Hamilton has extended its single-use sensor portfolio with two new parameters: conductivity and viable cell density. Combined with the innovative CO2NTROL-sensor introduced in early 2021, this fulfils another important expectation of the pharma and biotech market.


Measuring critical process parameters is key in optimizing bioreactor performance. As the sector is moving towards single-use bioprocessing, there is a rising demand for single-use sensors. “We recently developed a new product line with single-use sensors for conductivity and viable cell density”, says René Matt, key account manager at Hamilton. “For both, the working principle is based on a ceramic plate with four platinum electrodes. The plate, in turn, is integrated into a plastic (HDPE) connection part, which is aimed to be welded into a single-use container.”

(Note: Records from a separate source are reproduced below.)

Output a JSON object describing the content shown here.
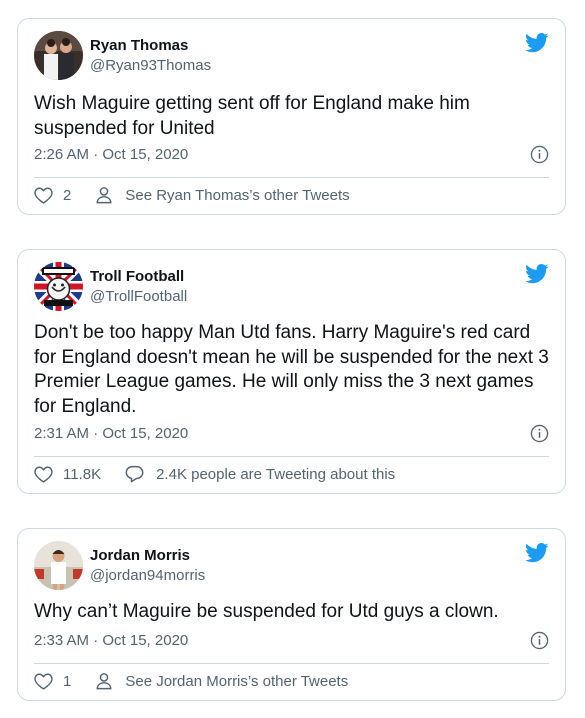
{
  "colors": {
    "twitter_blue": "#1d9bf0",
    "secondary_text": "#536471",
    "border": "#cfd9de"
  },
  "tweets": [
    {
      "name": "Ryan Thomas",
      "handle": "@Ryan93Thomas",
      "text": "Wish Maguire getting sent off for England make him suspended for United",
      "time": "2:26 AM · Oct 15, 2020",
      "likes": "2",
      "second_action_icon": "person-icon",
      "second_action_label": "See Ryan Thomas’s other Tweets"
    },
    {
      "name": "Troll Football",
      "handle": "@TrollFootball",
      "text": "Don't be too happy Man Utd fans. Harry Maguire's red card for England doesn't mean he will be suspended for the next 3 Premier League games. He will only miss the 3 next games for England.",
      "time": "2:31 AM · Oct 15, 2020",
      "likes": "11.8K",
      "second_action_icon": "reply-bubble-icon",
      "second_action_label": "2.4K people are Tweeting about this"
    },
    {
      "name": "Jordan Morris",
      "handle": "@jordan94morris",
      "text": "Why can’t Maguire be suspended for Utd guys a clown.",
      "time": "2:33 AM · Oct 15, 2020",
      "likes": "1",
      "second_action_icon": "person-icon",
      "second_action_label": "See Jordan Morris’s other Tweets"
    }
  ]
}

This results in a sterile, leakage-free system that is pre-calibrated and compatible with gamma irradiation, as Matt points out. “Both systems also incorporate temperature measurement and have a shelf-life after irradiation of 24 months.”

Peace of mind

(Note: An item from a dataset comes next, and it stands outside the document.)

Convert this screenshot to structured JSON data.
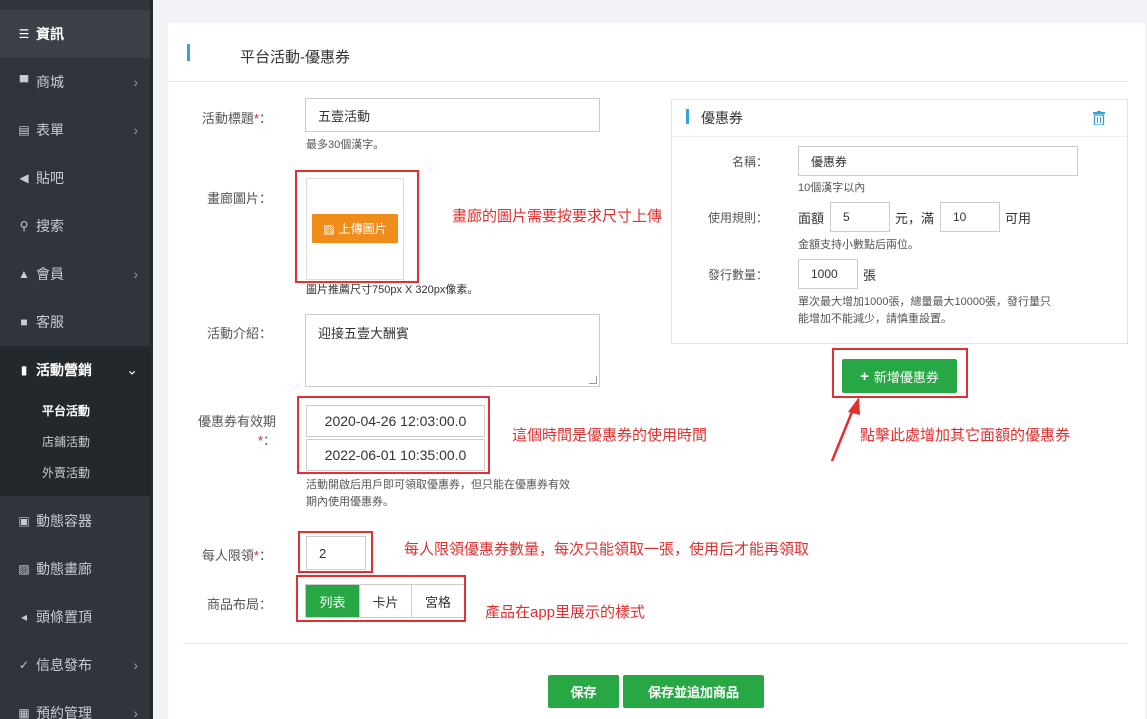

Another important parameter is dissolved CO2. Even minimal variations can have a significant impact on cell culture productivity. Measuring dCO2 involves an intricate trade-off between three key factors: reliability, cost, and real-time control. With the new sensor CO2NTROL, Hamilton has struck the balance. “CO2NTROL is a 12 mm solid-state optical sensor”, explains Hamilton’s product manager Giovanni Campolongo. “It is therefore maintenance-free, can be simply calibrated, and has the highest accuracy in the bioprocesses application range. There is no need to replace any consumable part, even after several autoclavation rounds.”

This sensor doesn’t need an external transmitter – thanks to Hamilton’s digital Arc technology, it can be connected directly to digital control systems – and in combination with ArcAir software is ready for GMP compliance. The overall costs are five times lower than for conventional technologies, and even more accurate. Campolongo: “We call it a peace-of-mind sensor.”

Seamless transfer

The new conductivity and viable cell density sensors can also be wirelessly controlled by Hamilton’s Arc technology using the ArcAir software. “Customers who are familiar with our reusable sensors will be able to easily understand and work with these new single-use sensors”, René Matt emphasizes. “This is a very import advantage if they intend to move from reusable to single-use technologies. All our single-use sensors are based on the same working principles as reusable sensors, and the digital control system is the same. This allows for a completely seamless transfer.”